### YOUR OBJECTIVE:
Each entry that appears below should be restated exactly as it is.

### Interface dataset entries:
------------------------------------------------
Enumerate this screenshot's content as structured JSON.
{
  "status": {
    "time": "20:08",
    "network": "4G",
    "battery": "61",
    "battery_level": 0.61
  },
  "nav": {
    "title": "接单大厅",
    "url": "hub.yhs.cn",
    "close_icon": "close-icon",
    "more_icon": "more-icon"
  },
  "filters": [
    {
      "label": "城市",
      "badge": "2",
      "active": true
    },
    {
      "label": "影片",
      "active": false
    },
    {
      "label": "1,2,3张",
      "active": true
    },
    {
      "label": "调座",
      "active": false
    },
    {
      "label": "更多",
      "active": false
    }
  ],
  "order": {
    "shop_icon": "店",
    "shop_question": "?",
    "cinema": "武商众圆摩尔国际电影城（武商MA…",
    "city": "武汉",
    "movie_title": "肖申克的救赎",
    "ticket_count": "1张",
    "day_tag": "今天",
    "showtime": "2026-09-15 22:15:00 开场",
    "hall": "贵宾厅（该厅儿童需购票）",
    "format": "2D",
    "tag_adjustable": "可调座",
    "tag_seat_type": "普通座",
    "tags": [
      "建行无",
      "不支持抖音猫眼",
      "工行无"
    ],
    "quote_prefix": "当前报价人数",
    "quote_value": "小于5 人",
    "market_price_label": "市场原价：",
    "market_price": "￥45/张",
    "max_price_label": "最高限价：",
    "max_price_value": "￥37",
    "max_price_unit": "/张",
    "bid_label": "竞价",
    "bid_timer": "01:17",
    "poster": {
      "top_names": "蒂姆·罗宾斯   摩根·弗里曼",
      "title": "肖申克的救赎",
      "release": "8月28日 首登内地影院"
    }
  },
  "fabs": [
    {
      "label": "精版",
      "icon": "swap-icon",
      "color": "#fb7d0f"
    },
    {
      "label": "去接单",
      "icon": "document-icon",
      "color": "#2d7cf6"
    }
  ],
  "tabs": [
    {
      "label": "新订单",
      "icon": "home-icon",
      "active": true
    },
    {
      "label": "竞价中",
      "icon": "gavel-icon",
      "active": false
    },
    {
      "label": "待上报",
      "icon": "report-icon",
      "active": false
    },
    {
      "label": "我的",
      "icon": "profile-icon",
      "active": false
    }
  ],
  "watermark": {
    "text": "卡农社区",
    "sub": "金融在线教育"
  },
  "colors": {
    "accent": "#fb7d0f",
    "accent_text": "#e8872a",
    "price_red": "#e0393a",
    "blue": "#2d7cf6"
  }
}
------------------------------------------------
### RESPONSE AREA:
Enumerate this screenshot's content as structured JSON.
{
  "status": {
    "time": "20:08",
    "network": "4G",
    "battery": "61",
    "battery_level": 0.61
  },
  "nav": {
    "title": "接单大厅",
    "url": "hub.yhs.cn",
    "close_icon": "close-icon",
    "more_icon": "more-icon"
  },
  "filters": [
    {
      "label": "城市",
      "badge": "2",
      "active": true
    },
    {
      "label": "影片",
      "active": false
    },
    {
      "label": "1,2,3张",
      "active": true
    },
    {
      "label": "调座",
      "active": false
    },
    {
      "label": "更多",
      "active": false
    }
  ],
  "order": {
    "shop_icon": "店",
    "shop_question": "?",
    "cinema": "武商众圆摩尔国际电影城（武商MA…",
    "city": "武汉",
    "movie_title": "肖申克的救赎",
    "ticket_count": "1张",
    "day_tag": "今天",
    "showtime": "2026-09-15 22:15:00 开场",
    "hall": "贵宾厅（该厅儿童需购票）",
    "format": "2D",
    "tag_adjustable": "可调座",
    "tag_seat_type": "普通座",
    "tags": [
      "建行无",
      "不支持抖音猫眼",
      "工行无"
    ],
    "quote_prefix": "当前报价人数",
    "quote_value": "小于5 人",
    "market_price_label": "市场原价：",
    "market_price": "￥45/张",
    "max_price_label": "最高限价：",
    "max_price_value": "￥37",
    "max_price_unit": "/张",
    "bid_label": "竞价",
    "bid_timer": "01:17",
    "poster": {
      "top_names": "蒂姆·罗宾斯   摩根·弗里曼",
      "title": "肖申克的救赎",
      "release": "8月28日 首登内地影院"
    }
  },
  "fabs": [
    {
      "label": "精版",
      "icon": "swap-icon",
      "color": "#fb7d0f"
    },
    {
      "label": "去接单",
      "icon": "document-icon",
      "color": "#2d7cf6"
    }
  ],
  "tabs": [
    {
      "label": "新订单",
      "icon": "home-icon",
      "active": true
    },
    {
      "label": "竞价中",
      "icon": "gavel-icon",
      "active": false
    },
    {
      "label": "待上报",
      "icon": "report-icon",
      "active": false
    },
    {
      "label": "我的",
      "icon": "profile-icon",
      "active": false
    }
  ],
  "watermark": {
    "text": "卡农社区",
    "sub": "金融在线教育"
  },
  "colors": {
    "accent": "#fb7d0f",
    "accent_text": "#e8872a",
    "price_red": "#e0393a",
    "blue": "#2d7cf6"
  }
}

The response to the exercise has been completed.